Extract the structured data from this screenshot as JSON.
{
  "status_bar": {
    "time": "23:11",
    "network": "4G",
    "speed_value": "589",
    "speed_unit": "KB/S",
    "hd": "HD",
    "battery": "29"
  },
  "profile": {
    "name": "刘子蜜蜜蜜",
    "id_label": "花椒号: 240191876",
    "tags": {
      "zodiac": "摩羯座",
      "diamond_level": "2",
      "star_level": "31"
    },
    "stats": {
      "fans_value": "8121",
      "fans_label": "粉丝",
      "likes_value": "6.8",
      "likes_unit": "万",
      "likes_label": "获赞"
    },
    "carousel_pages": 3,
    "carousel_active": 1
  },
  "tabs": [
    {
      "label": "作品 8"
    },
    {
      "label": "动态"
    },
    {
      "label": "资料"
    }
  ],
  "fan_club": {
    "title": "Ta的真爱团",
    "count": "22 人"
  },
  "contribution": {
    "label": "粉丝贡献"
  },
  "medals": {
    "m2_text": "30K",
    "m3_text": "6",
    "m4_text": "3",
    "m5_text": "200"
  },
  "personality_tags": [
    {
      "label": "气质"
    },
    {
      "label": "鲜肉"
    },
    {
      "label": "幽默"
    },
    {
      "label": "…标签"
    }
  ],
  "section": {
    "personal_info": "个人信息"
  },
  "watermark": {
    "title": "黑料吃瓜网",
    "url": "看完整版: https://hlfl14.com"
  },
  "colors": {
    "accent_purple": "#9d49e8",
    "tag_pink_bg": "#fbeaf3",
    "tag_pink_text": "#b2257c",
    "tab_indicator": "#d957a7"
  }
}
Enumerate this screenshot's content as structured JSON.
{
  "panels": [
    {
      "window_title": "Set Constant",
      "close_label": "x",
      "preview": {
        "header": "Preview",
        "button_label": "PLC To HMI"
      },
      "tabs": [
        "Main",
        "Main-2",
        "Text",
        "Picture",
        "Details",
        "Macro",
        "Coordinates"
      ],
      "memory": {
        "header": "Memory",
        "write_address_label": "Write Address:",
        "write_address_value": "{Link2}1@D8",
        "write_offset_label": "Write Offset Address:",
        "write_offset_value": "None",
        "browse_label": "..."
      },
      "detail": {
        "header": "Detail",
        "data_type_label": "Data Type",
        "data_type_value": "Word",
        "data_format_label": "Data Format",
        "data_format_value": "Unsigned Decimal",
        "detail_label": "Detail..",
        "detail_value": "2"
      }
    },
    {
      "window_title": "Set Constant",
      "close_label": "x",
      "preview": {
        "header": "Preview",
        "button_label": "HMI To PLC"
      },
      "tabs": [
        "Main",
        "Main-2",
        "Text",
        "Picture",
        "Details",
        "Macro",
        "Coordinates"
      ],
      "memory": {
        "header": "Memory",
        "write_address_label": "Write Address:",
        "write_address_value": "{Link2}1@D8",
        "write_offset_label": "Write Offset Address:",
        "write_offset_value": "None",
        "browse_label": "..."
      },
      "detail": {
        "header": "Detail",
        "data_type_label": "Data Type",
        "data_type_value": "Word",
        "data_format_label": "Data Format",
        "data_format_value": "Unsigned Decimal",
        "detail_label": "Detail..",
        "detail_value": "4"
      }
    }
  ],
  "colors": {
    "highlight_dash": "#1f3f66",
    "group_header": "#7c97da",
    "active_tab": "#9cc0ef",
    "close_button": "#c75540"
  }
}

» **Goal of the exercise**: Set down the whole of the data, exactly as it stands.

» **Exercise output**:
Extract the structured data from this screenshot as JSON.
{
  "status_bar": {
    "time": "23:11",
    "network": "4G",
    "speed_value": "589",
    "speed_unit": "KB/S",
    "hd": "HD",
    "battery": "29"
  },
  "profile": {
    "name": "刘子蜜蜜蜜",
    "id_label": "花椒号: 240191876",
    "tags": {
      "zodiac": "摩羯座",
      "diamond_level": "2",
      "star_level": "31"
    },
    "stats": {
      "fans_value": "8121",
      "fans_label": "粉丝",
      "likes_value": "6.8",
      "likes_unit": "万",
      "likes_label": "获赞"
    },
    "carousel_pages": 3,
    "carousel_active": 1
  },
  "tabs": [
    {
      "label": "作品 8"
    },
    {
      "label": "动态"
    },
    {
      "label": "资料"
    }
  ],
  "fan_club": {
    "title": "Ta的真爱团",
    "count": "22 人"
  },
  "contribution": {
    "label": "粉丝贡献"
  },
  "medals": {
    "m2_text": "30K",
    "m3_text": "6",
    "m4_text": "3",
    "m5_text": "200"
  },
  "personality_tags": [
    {
      "label": "气质"
    },
    {
      "label": "鲜肉"
    },
    {
      "label": "幽默"
    },
    {
      "label": "…标签"
    }
  ],
  "section": {
    "personal_info": "个人信息"
  },
  "watermark": {
    "title": "黑料吃瓜网",
    "url": "看完整版: https://hlfl14.com"
  },
  "colors": {
    "accent_purple": "#9d49e8",
    "tag_pink_bg": "#fbeaf3",
    "tag_pink_text": "#b2257c",
    "tab_indicator": "#d957a7"
  }
}
Enumerate this screenshot's content as structured JSON.
{
  "panels": [
    {
      "window_title": "Set Constant",
      "close_label": "x",
      "preview": {
        "header": "Preview",
        "button_label": "PLC To HMI"
      },
      "tabs": [
        "Main",
        "Main-2",
        "Text",
        "Picture",
        "Details",
        "Macro",
        "Coordinates"
      ],
      "memory": {
        "header": "Memory",
        "write_address_label": "Write Address:",
        "write_address_value": "{Link2}1@D8",
        "write_offset_label": "Write Offset Address:",
        "write_offset_value": "None",
        "browse_label": "..."
      },
      "detail": {
        "header": "Detail",
        "data_type_label": "Data Type",
        "data_type_value": "Word",
        "data_format_label": "Data Format",
        "data_format_value": "Unsigned Decimal",
        "detail_label": "Detail..",
        "detail_value": "2"
      }
    },
    {
      "window_title": "Set Constant",
      "close_label": "x",
      "preview": {
        "header": "Preview",
        "button_label": "HMI To PLC"
      },
      "tabs": [
        "Main",
        "Main-2",
        "Text",
        "Picture",
        "Details",
        "Macro",
        "Coordinates"
      ],
      "memory": {
        "header": "Memory",
        "write_address_label": "Write Address:",
        "write_address_value": "{Link2}1@D8",
        "write_offset_label": "Write Offset Address:",
        "write_offset_value": "None",
        "browse_label": "..."
      },
      "detail": {
        "header": "Detail",
        "data_type_label": "Data Type",
        "data_type_value": "Word",
        "data_format_label": "Data Format",
        "data_format_value": "Unsigned Decimal",
        "detail_label": "Detail..",
        "detail_value": "4"
      }
    }
  ],
  "colors": {
    "highlight_dash": "#1f3f66",
    "group_header": "#7c97da",
    "active_tab": "#9cc0ef",
    "close_button": "#c75540"
  }
}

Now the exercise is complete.